Flora surveys

Flora surveys

Safeguarding the biodiversity of our region requires us to understand and monitor the many species that coexist here. 

Flora and vegetation surveys are fundamental to responsible land management. They help you assess an area’s conservation value, predict the impact of potential changes to land management and document an area’s biodiversity. 
Two members of the Boobook team run out a tape measure as part of a flora survey
Craig Eddie, ecologist, leans over a creek bed to collect tree samples for a vegetation survey

What is the difference between a flora survey and a vegetation survey?

Flora surveys are those conducted on one particular species of plant, whereas vegetation surveys describe an entire plant community. 

Flora surveys are conducted for many reasons, like producing a list of species found in an area or collating data about a particular rare or threatened species. 

Vegetation surveys allow us to define and map the vegetation types or regional ecosystems found in a particular area. We can also use these surveys to ground-truth existing vegetation maps or create maps where these do not yet exist. 

At Boobook Ecological Consulting, we undertake flora and vegetation surveys to: 

Our approach

At Boobook Ecological Consulting, we pride ourselves on our scientific integrity. It is important to us that we provide accurate advice which genuinely increases our clients’ knowledge of their environment. 

That’s why we provide detailed maps including both state government-identified regional ecosystems and threatened ecological communities identified under the federal EPBC Act – and often pair these with comprehensive vegetation reports. 

Vegetation maps help us to visualise plant communities in an area, including the location of any threatened species. To create them, we examine aerial and satellite imagery, then conduct a field inspection to ground truth and refine vegetation boundaries. 

Our plant survey and vegetation survey reports include:

You may also be interested in PMAVs.

Our experience

Our team of expert ecologists have conducted hundreds of flora and vegetation surveys requiring vegetation maps. These have included:

Trees infront of a rock outcrop for the Field Guide to Trees and Shrubs of Eastern Queensland book

We are specialists in southern inland Queensland flora

With over 60 years of combined field experience – much of that in the Brigalow Belt and Mulga Lands bioregions – there is scarcely a plant in this area that our ecologists do not know. 

Our director and principal ecologist, Craig Eddie, is the author of the highly regarded book Field Guide to Trees and Shrubs of Eastern Queensland Oil and Gas Fields, and we have created our own plant collection (herbarium) containing thousands of dried plants which we use for reference and training purposes. 

Our team has undertaken hundreds of flora surveys in locations ranging from small construction sites to entire properties and protected areas. We have also collected over 3,000 plant samples for the Queensland Herbarium’s reference collection, with several representing species that are new to science. 

So much still to discover
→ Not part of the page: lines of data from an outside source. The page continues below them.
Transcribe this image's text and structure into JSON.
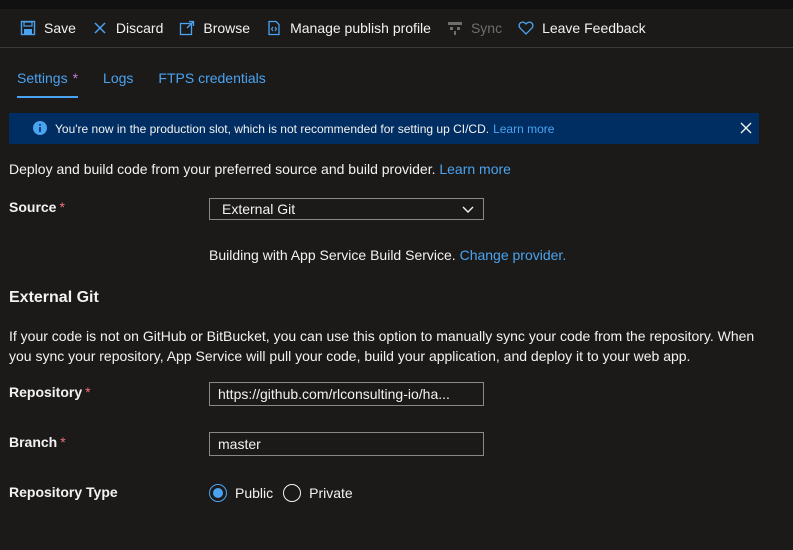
{
  "toolbar": {
    "save": "Save",
    "discard": "Discard",
    "browse": "Browse",
    "manage": "Manage publish profile",
    "sync": "Sync",
    "feedback": "Leave Feedback"
  },
  "tabs": {
    "settings": "Settings",
    "settings_marker": "*",
    "logs": "Logs",
    "ftps": "FTPS credentials"
  },
  "banner": {
    "message": "You're now in the production slot, which is not recommended for setting up CI/CD.",
    "link": "Learn more"
  },
  "description": {
    "text": "Deploy and build code from your preferred source and build provider.",
    "link": "Learn more"
  },
  "source": {
    "label": "Source",
    "required": "*",
    "value": "External Git"
  },
  "build": {
    "text": "Building with App Service Build Service.",
    "link": "Change provider."
  },
  "external_git": {
    "heading": "External Git",
    "paragraph": "If your code is not on GitHub or BitBucket, you can use this option to manually sync your code from the repository. When you sync your repository, App Service will pull your code, build your application, and deploy it to your web app."
  },
  "repository": {
    "label": "Repository",
    "required": "*",
    "value": "https://github.com/rlconsulting-io/ha..."
  },
  "branch": {
    "label": "Branch",
    "required": "*",
    "value": "master"
  },
  "repo_type": {
    "label": "Repository Type",
    "public": "Public",
    "private": "Private",
    "selected": "Public"
  },
  "colors": {
    "background": "#1b1a19",
    "accent": "#4aa3f0",
    "banner": "#002e62",
    "required": "#f1707b"
  }
}
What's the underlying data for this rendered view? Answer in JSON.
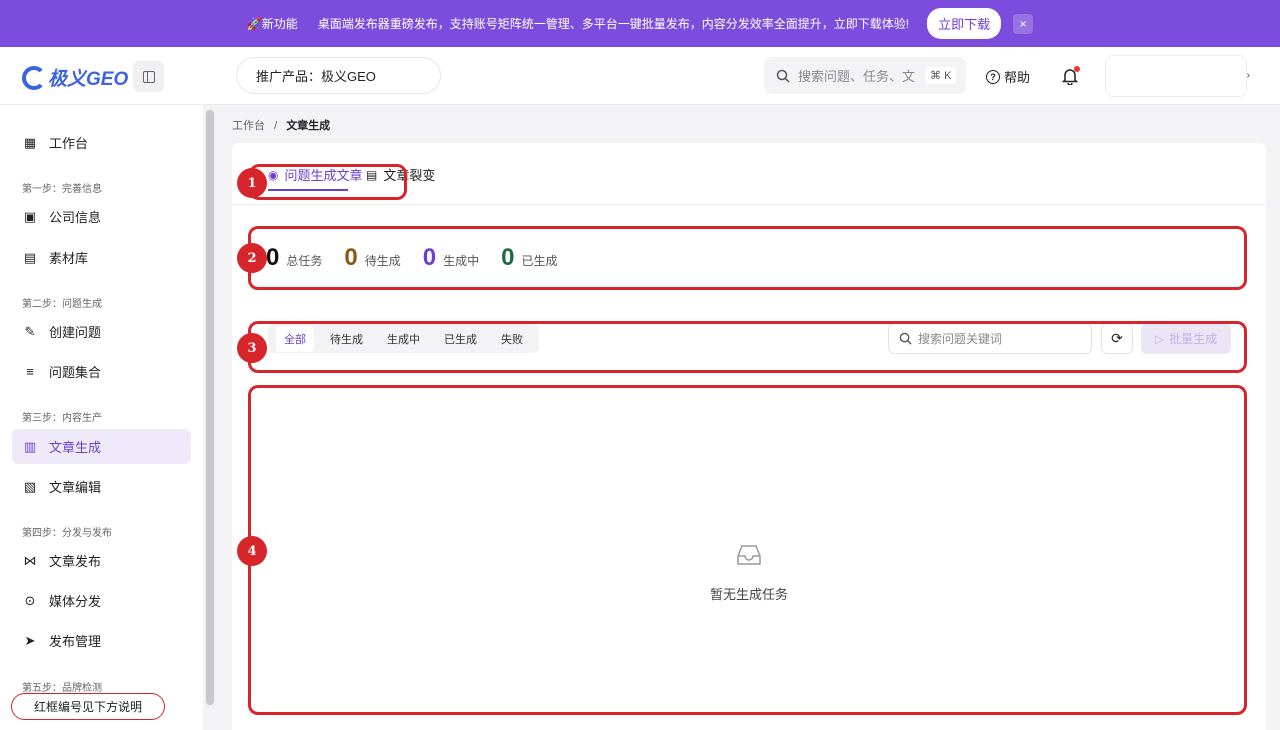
{
  "banner": {
    "new_label": "🚀新功能",
    "message": "桌面端发布器重磅发布，支持账号矩阵统一管理、多平台一键批量发布，内容分发效率全面提升，立即下载体验!",
    "download_label": "立即下载",
    "close_label": "×"
  },
  "header": {
    "logo_text": "极义GEO",
    "product_label": "推广产品：极义GEO",
    "search_placeholder": "搜索问题、任务、文",
    "search_shortcut": "⌘ K",
    "help_label": "帮助",
    "user_chevron": "›"
  },
  "sidebar": {
    "items": [
      {
        "label": "工作台",
        "icon": "dashboard-icon",
        "glyph": "▦"
      },
      {
        "label": "公司信息",
        "icon": "image-icon",
        "glyph": "▣"
      },
      {
        "label": "素材库",
        "icon": "folder-icon",
        "glyph": "▤"
      },
      {
        "label": "创建问题",
        "icon": "edit-square-icon",
        "glyph": "✎"
      },
      {
        "label": "问题集合",
        "icon": "stack-icon",
        "glyph": "≡"
      },
      {
        "label": "文章生成",
        "icon": "document-icon",
        "glyph": "▥"
      },
      {
        "label": "文章编辑",
        "icon": "document-edit-icon",
        "glyph": "▧"
      },
      {
        "label": "文章发布",
        "icon": "share-nodes-icon",
        "glyph": "⋈"
      },
      {
        "label": "媒体分发",
        "icon": "broadcast-icon",
        "glyph": "⊙"
      },
      {
        "label": "发布管理",
        "icon": "send-icon",
        "glyph": "➤"
      }
    ],
    "steps": [
      "第一步：完善信息",
      "第二步：问题生成",
      "第三步：内容生产",
      "第四步：分发与发布",
      "第五步：品牌检测"
    ],
    "active_index": 5
  },
  "breadcrumb": {
    "root": "工作台",
    "separator": "/",
    "current": "文章生成"
  },
  "tabs": [
    {
      "label": "问题生成文章",
      "icon": "question-icon"
    },
    {
      "label": "文章裂变",
      "icon": "document-split-icon"
    }
  ],
  "stats": [
    {
      "value": "0",
      "label": "总任务",
      "color": "#111111"
    },
    {
      "value": "0",
      "label": "待生成",
      "color": "#8a5a12"
    },
    {
      "value": "0",
      "label": "生成中",
      "color": "#6b3fd4"
    },
    {
      "value": "0",
      "label": "已生成",
      "color": "#1f6b45"
    }
  ],
  "filters": [
    "全部",
    "待生成",
    "生成中",
    "已生成",
    "失败"
  ],
  "keyword_placeholder": "搜索问题关键词",
  "batch_label": "批量生成",
  "empty_text": "暂无生成任务",
  "annotations": {
    "badges": [
      "1",
      "2",
      "3",
      "4"
    ],
    "note": "红框编号见下方说明"
  },
  "colors": {
    "brand": "#7c4ddc",
    "accent": "#6b3fd4",
    "annotation": "#d7262b"
  }
}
We are excited to continually discover previously undocumented flora populations and feel privileged to share these discoveries with our clients and partners. 

Some of our recent new location discoveries, made during threatened flora surveys, include: 

How we can help

Whether you need a record of all flora within a particular area or an appraisal of a particular rare species or targeted group, our team can help. We conduct flora and vegetation surveys of various scales, from individual properties to landscape-scale assessments.

Depending on your requirements, our surveys can involve:

Contact us to find out how we can help.

What our clients say

The science of a shared world

Boobook Ecological Consulting has built its success on decades I first-hand knowledge of the natural ecosystems of the southern Queensland drylands combined with practical understanding of the complex pressures that impinge on Australia’s fragile environment.